=== TASK INPUT ===
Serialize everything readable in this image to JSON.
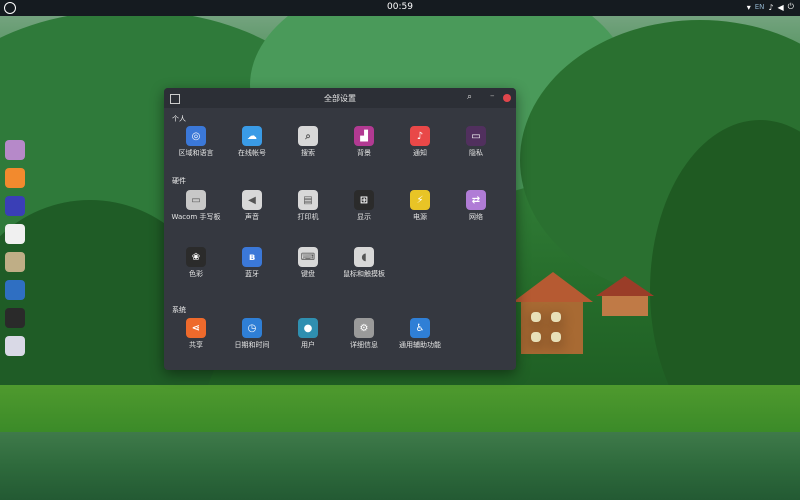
{
  "topbar": {
    "time": "00:59",
    "lang": "EN",
    "icons": [
      "activities-icon",
      "wifi-icon",
      "notification-icon",
      "volume-icon",
      "power-icon"
    ]
  },
  "dock": {
    "items": [
      {
        "name": "files",
        "color": "#b689c9"
      },
      {
        "name": "browser",
        "color": "#f28a2e"
      },
      {
        "name": "video",
        "color": "#3a3fb6"
      },
      {
        "name": "music",
        "color": "#f0f0f0"
      },
      {
        "name": "photos",
        "color": "#bfae86"
      },
      {
        "name": "camera",
        "color": "#2f6fc2"
      },
      {
        "name": "terminal",
        "color": "#2a2a2a"
      },
      {
        "name": "settings",
        "color": "#d9d9e6"
      }
    ]
  },
  "window": {
    "title": "全部设置",
    "sections": {
      "personal": "个人",
      "hardware": "硬件",
      "system": "系统"
    },
    "personal": [
      {
        "label": "区域和语言",
        "icon": "globe-icon",
        "color": "#3b78d8"
      },
      {
        "label": "在线帐号",
        "icon": "cloud-icon",
        "color": "#3a9be6"
      },
      {
        "label": "搜索",
        "icon": "search-icon",
        "color": "#d8d8d8"
      },
      {
        "label": "背景",
        "icon": "background-icon",
        "color": "#b23a92"
      },
      {
        "label": "通知",
        "icon": "bell-icon",
        "color": "#e94848"
      },
      {
        "label": "隐私",
        "icon": "privacy-icon",
        "color": "#51305e"
      }
    ],
    "hardware": [
      {
        "label": "Wacom 手写板",
        "icon": "tablet-icon",
        "color": "#c8c8c8"
      },
      {
        "label": "声音",
        "icon": "speaker-icon",
        "color": "#d8d8d8"
      },
      {
        "label": "打印机",
        "icon": "printer-icon",
        "color": "#d8d8d8"
      },
      {
        "label": "显示",
        "icon": "display-icon",
        "color": "#2b2b2b"
      },
      {
        "label": "电源",
        "icon": "power-icon",
        "color": "#e8c426"
      },
      {
        "label": "网络",
        "icon": "network-icon",
        "color": "#b07cd6"
      },
      {
        "label": "色彩",
        "icon": "color-icon",
        "color": "#2b2b2b"
      },
      {
        "label": "蓝牙",
        "icon": "bluetooth-icon",
        "color": "#3b78d8"
      },
      {
        "label": "键盘",
        "icon": "keyboard-icon",
        "color": "#d8d8d8"
      },
      {
        "label": "鼠标和触摸板",
        "icon": "mouse-icon",
        "color": "#d8d8d8"
      }
    ],
    "system": [
      {
        "label": "共享",
        "icon": "share-icon",
        "color": "#ee6a2c"
      },
      {
        "label": "日期和时间",
        "icon": "clock-icon",
        "color": "#2f7fd6"
      },
      {
        "label": "用户",
        "icon": "user-icon",
        "color": "#2f8fb0"
      },
      {
        "label": "详细信息",
        "icon": "gear-icon",
        "color": "#9a9a9a"
      },
      {
        "label": "通用辅助功能",
        "icon": "accessibility-icon",
        "color": "#2f7fd6"
      }
    ]
  }
}
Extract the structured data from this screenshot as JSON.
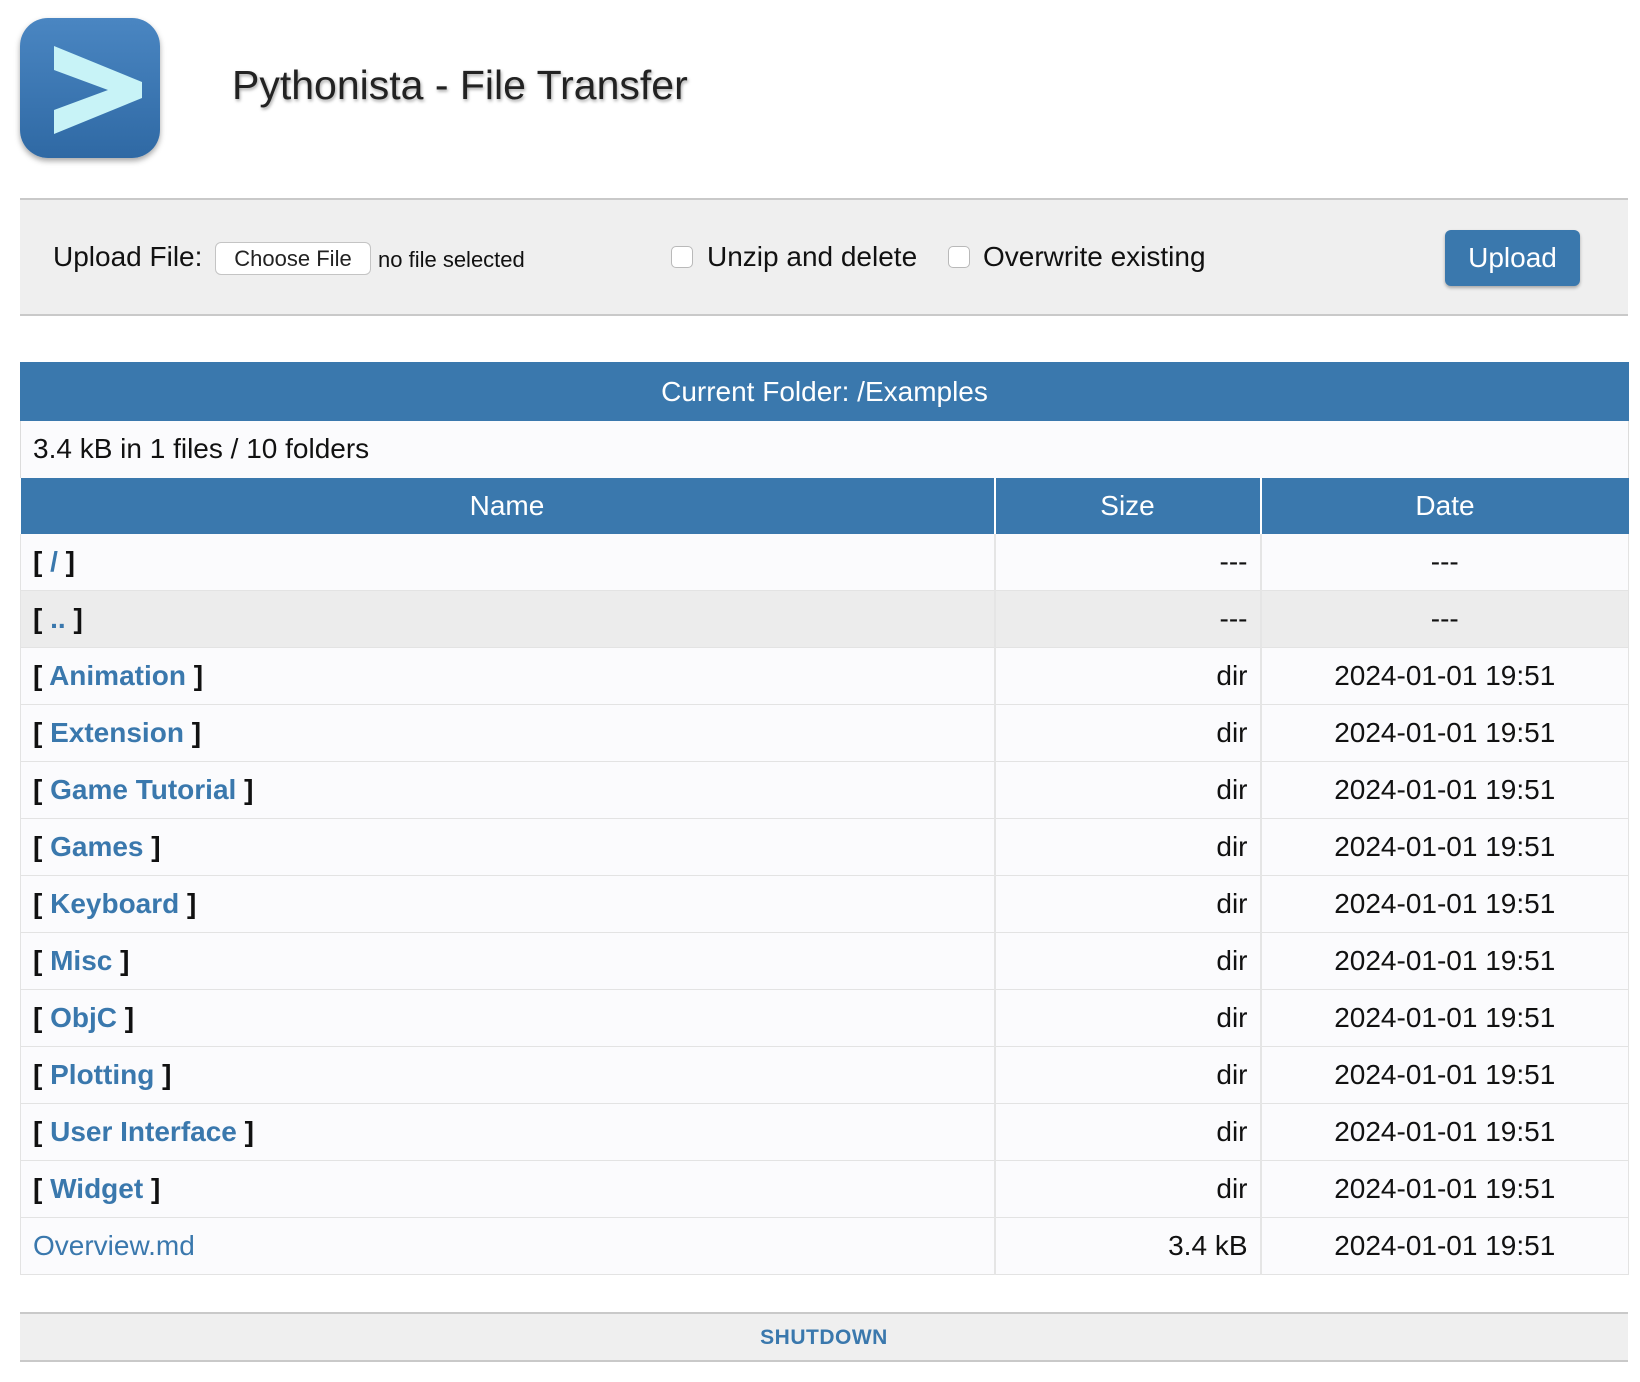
{
  "header": {
    "title": "Pythonista - File Transfer",
    "icon": "pythonista-app-icon"
  },
  "upload": {
    "label": "Upload File:",
    "choose_label": "Choose File",
    "no_file_text": "no file selected",
    "unzip_label": "Unzip and delete",
    "unzip_checked": false,
    "overwrite_label": "Overwrite existing",
    "overwrite_checked": false,
    "upload_button": "Upload"
  },
  "listing": {
    "folder_title": "Current Folder: /Examples",
    "summary": "3.4 kB in 1 files / 10 folders",
    "columns": [
      "Name",
      "Size",
      "Date"
    ],
    "rows": [
      {
        "open": "[ ",
        "name": "/",
        "close": " ]",
        "size": "---",
        "date": "---"
      },
      {
        "open": "[ ",
        "name": "..",
        "close": " ]",
        "size": "---",
        "date": "---"
      },
      {
        "open": "[ ",
        "name": "Animation",
        "close": " ]",
        "size": "dir",
        "date": "2024-01-01 19:51"
      },
      {
        "open": "[ ",
        "name": "Extension",
        "close": " ]",
        "size": "dir",
        "date": "2024-01-01 19:51"
      },
      {
        "open": "[ ",
        "name": "Game Tutorial",
        "close": " ]",
        "size": "dir",
        "date": "2024-01-01 19:51"
      },
      {
        "open": "[ ",
        "name": "Games",
        "close": " ]",
        "size": "dir",
        "date": "2024-01-01 19:51"
      },
      {
        "open": "[ ",
        "name": "Keyboard",
        "close": " ]",
        "size": "dir",
        "date": "2024-01-01 19:51"
      },
      {
        "open": "[ ",
        "name": "Misc",
        "close": " ]",
        "size": "dir",
        "date": "2024-01-01 19:51"
      },
      {
        "open": "[ ",
        "name": "ObjC",
        "close": " ]",
        "size": "dir",
        "date": "2024-01-01 19:51"
      },
      {
        "open": "[ ",
        "name": "Plotting",
        "close": " ]",
        "size": "dir",
        "date": "2024-01-01 19:51"
      },
      {
        "open": "[ ",
        "name": "User Interface",
        "close": " ]",
        "size": "dir",
        "date": "2024-01-01 19:51"
      },
      {
        "open": "[ ",
        "name": "Widget",
        "close": " ]",
        "size": "dir",
        "date": "2024-01-01 19:51"
      },
      {
        "open": "",
        "name": "Overview.md",
        "close": "",
        "size": "3.4 kB",
        "date": "2024-01-01 19:51"
      }
    ]
  },
  "footer": {
    "shutdown_label": "SHUTDOWN"
  },
  "colors": {
    "accent": "#3a78ad",
    "bar_background": "#efefef",
    "alt_row": "#ececec"
  }
}
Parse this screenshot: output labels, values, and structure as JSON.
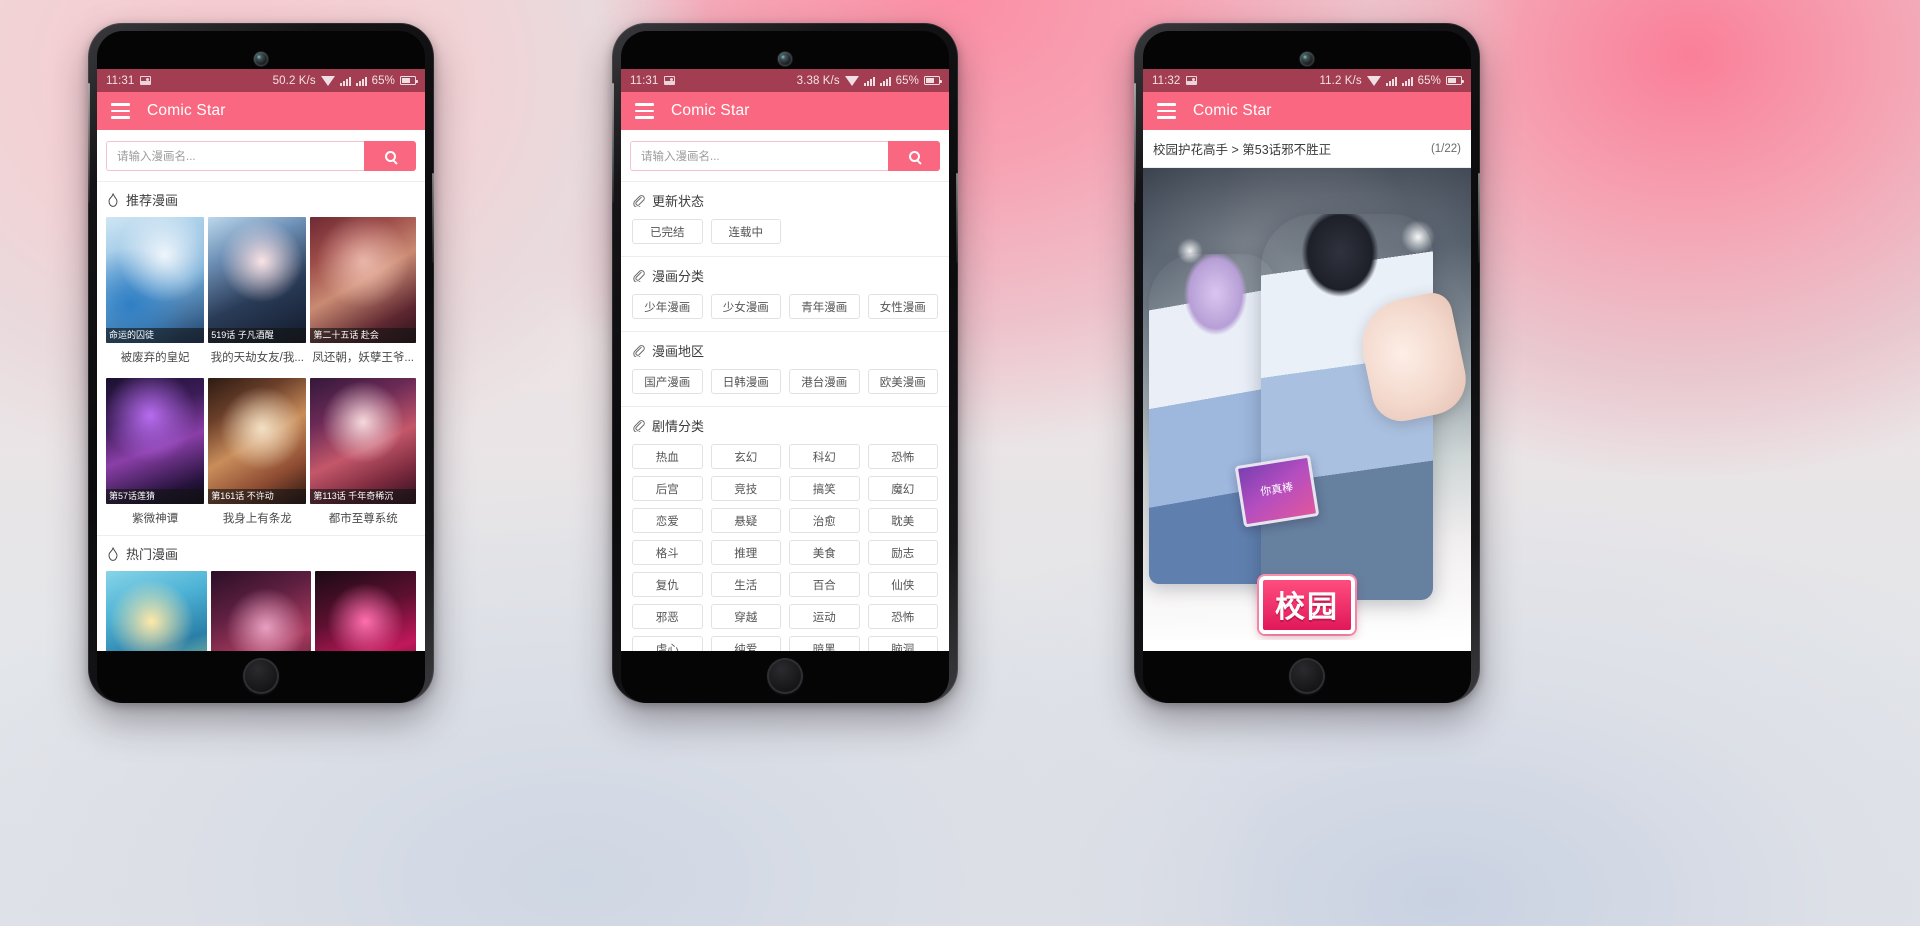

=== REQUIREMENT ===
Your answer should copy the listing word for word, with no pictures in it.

=== SOLUTION TO THIS PROBLEM ===
Serialize everything readable in this image to JSON.
{
  "topbar": {
    "time": "00:59",
    "lang": "EN",
    "icons": [
      "activities-icon",
      "wifi-icon",
      "notification-icon",
      "volume-icon",
      "power-icon"
    ]
  },
  "dock": {
    "items": [
      {
        "name": "files",
        "color": "#b689c9"
      },
      {
        "name": "browser",
        "color": "#f28a2e"
      },
      {
        "name": "video",
        "color": "#3a3fb6"
      },
      {
        "name": "music",
        "color": "#f0f0f0"
      },
      {
        "name": "photos",
        "color": "#bfae86"
      },
      {
        "name": "camera",
        "color": "#2f6fc2"
      },
      {
        "name": "terminal",
        "color": "#2a2a2a"
      },
      {
        "name": "settings",
        "color": "#d9d9e6"
      }
    ]
  },
  "window": {
    "title": "全部设置",
    "sections": {
      "personal": "个人",
      "hardware": "硬件",
      "system": "系统"
    },
    "personal": [
      {
        "label": "区域和语言",
        "icon": "globe-icon",
        "color": "#3b78d8"
      },
      {
        "label": "在线帐号",
        "icon": "cloud-icon",
        "color": "#3a9be6"
      },
      {
        "label": "搜索",
        "icon": "search-icon",
        "color": "#d8d8d8"
      },
      {
        "label": "背景",
        "icon": "background-icon",
        "color": "#b23a92"
      },
      {
        "label": "通知",
        "icon": "bell-icon",
        "color": "#e94848"
      },
      {
        "label": "隐私",
        "icon": "privacy-icon",
        "color": "#51305e"
      }
    ],
    "hardware": [
      {
        "label": "Wacom 手写板",
        "icon": "tablet-icon",
        "color": "#c8c8c8"
      },
      {
        "label": "声音",
        "icon": "speaker-icon",
        "color": "#d8d8d8"
      },
      {
        "label": "打印机",
        "icon": "printer-icon",
        "color": "#d8d8d8"
      },
      {
        "label": "显示",
        "icon": "display-icon",
        "color": "#2b2b2b"
      },
      {
        "label": "电源",
        "icon": "power-icon",
        "color": "#e8c426"
      },
      {
        "label": "网络",
        "icon": "network-icon",
        "color": "#b07cd6"
      },
      {
        "label": "色彩",
        "icon": "color-icon",
        "color": "#2b2b2b"
      },
      {
        "label": "蓝牙",
        "icon": "bluetooth-icon",
        "color": "#3b78d8"
      },
      {
        "label": "键盘",
        "icon": "keyboard-icon",
        "color": "#d8d8d8"
      },
      {
        "label": "鼠标和触摸板",
        "icon": "mouse-icon",
        "color": "#d8d8d8"
      }
    ],
    "system": [
      {
        "label": "共享",
        "icon": "share-icon",
        "color": "#ee6a2c"
      },
      {
        "label": "日期和时间",
        "icon": "clock-icon",
        "color": "#2f7fd6"
      },
      {
        "label": "用户",
        "icon": "user-icon",
        "color": "#2f8fb0"
      },
      {
        "label": "详细信息",
        "icon": "gear-icon",
        "color": "#9a9a9a"
      },
      {
        "label": "通用辅助功能",
        "icon": "accessibility-icon",
        "color": "#2f7fd6"
      }
    ]
  }
}
Extract the structured data from this screenshot as JSON.
{
  "header": {
    "title": "Pythonista - File Transfer",
    "icon": "pythonista-app-icon"
  },
  "upload": {
    "label": "Upload File:",
    "choose_label": "Choose File",
    "no_file_text": "no file selected",
    "unzip_label": "Unzip and delete",
    "unzip_checked": false,
    "overwrite_label": "Overwrite existing",
    "overwrite_checked": false,
    "upload_button": "Upload"
  },
  "listing": {
    "folder_title": "Current Folder: /Examples",
    "summary": "3.4 kB in 1 files / 10 folders",
    "columns": [
      "Name",
      "Size",
      "Date"
    ],
    "rows": [
      {
        "open": "[ ",
        "name": "/",
        "close": " ]",
        "size": "---",
        "date": "---"
      },
      {
        "open": "[ ",
        "name": "..",
        "close": " ]",
        "size": "---",
        "date": "---"
      },
      {
        "open": "[ ",
        "name": "Animation",
        "close": " ]",
        "size": "dir",
        "date": "2024-01-01 19:51"
      },
      {
        "open": "[ ",
        "name": "Extension",
        "close": " ]",
        "size": "dir",
        "date": "2024-01-01 19:51"
      },
      {
        "open": "[ ",
        "name": "Game Tutorial",
        "close": " ]",
        "size": "dir",
        "date": "2024-01-01 19:51"
      },
      {
        "open": "[ ",
        "name": "Games",
        "close": " ]",
        "size": "dir",
        "date": "2024-01-01 19:51"
      },
      {
        "open": "[ ",
        "name": "Keyboard",
        "close": " ]",
        "size": "dir",
        "date": "2024-01-01 19:51"
      },
      {
        "open": "[ ",
        "name": "Misc",
        "close": " ]",
        "size": "dir",
        "date": "2024-01-01 19:51"
      },
      {
        "open": "[ ",
        "name": "ObjC",
        "close": " ]",
        "size": "dir",
        "date": "2024-01-01 19:51"
      },
      {
        "open": "[ ",
        "name": "Plotting",
        "close": " ]",
        "size": "dir",
        "date": "2024-01-01 19:51"
      },
      {
        "open": "[ ",
        "name": "User Interface",
        "close": " ]",
        "size": "dir",
        "date": "2024-01-01 19:51"
      },
      {
        "open": "[ ",
        "name": "Widget",
        "close": " ]",
        "size": "dir",
        "date": "2024-01-01 19:51"
      },
      {
        "open": "",
        "name": "Overview.md",
        "close": "",
        "size": "3.4 kB",
        "date": "2024-01-01 19:51"
      }
    ]
  },
  "footer": {
    "shutdown_label": "SHUTDOWN"
  },
  "colors": {
    "accent": "#3a78ad",
    "bar_background": "#efefef",
    "alt_row": "#ececec"
  }
}
Parse this screenshot: output labels, values, and structure as JSON.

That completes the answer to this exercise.